• **Task details**: Go through the data and copy each line where the string "aulas" appears.

(Element data from apps and pages)
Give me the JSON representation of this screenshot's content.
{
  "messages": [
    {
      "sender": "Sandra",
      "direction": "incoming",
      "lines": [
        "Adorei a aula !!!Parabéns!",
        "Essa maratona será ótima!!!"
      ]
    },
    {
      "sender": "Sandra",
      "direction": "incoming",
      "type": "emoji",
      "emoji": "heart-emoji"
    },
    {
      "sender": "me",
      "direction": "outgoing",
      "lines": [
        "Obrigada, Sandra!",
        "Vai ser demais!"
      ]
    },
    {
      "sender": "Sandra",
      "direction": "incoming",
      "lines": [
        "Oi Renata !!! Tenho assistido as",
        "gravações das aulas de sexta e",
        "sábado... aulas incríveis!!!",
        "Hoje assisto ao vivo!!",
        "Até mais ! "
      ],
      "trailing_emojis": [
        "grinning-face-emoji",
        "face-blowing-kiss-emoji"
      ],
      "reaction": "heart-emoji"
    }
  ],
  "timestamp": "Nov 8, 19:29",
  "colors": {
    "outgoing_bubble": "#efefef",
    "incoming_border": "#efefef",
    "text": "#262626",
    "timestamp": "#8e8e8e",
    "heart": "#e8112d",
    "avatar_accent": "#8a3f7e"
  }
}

• **Answer to this exercise**:
        "gravações das aulas de sexta e",
        "sábado... aulas incríveis!!!",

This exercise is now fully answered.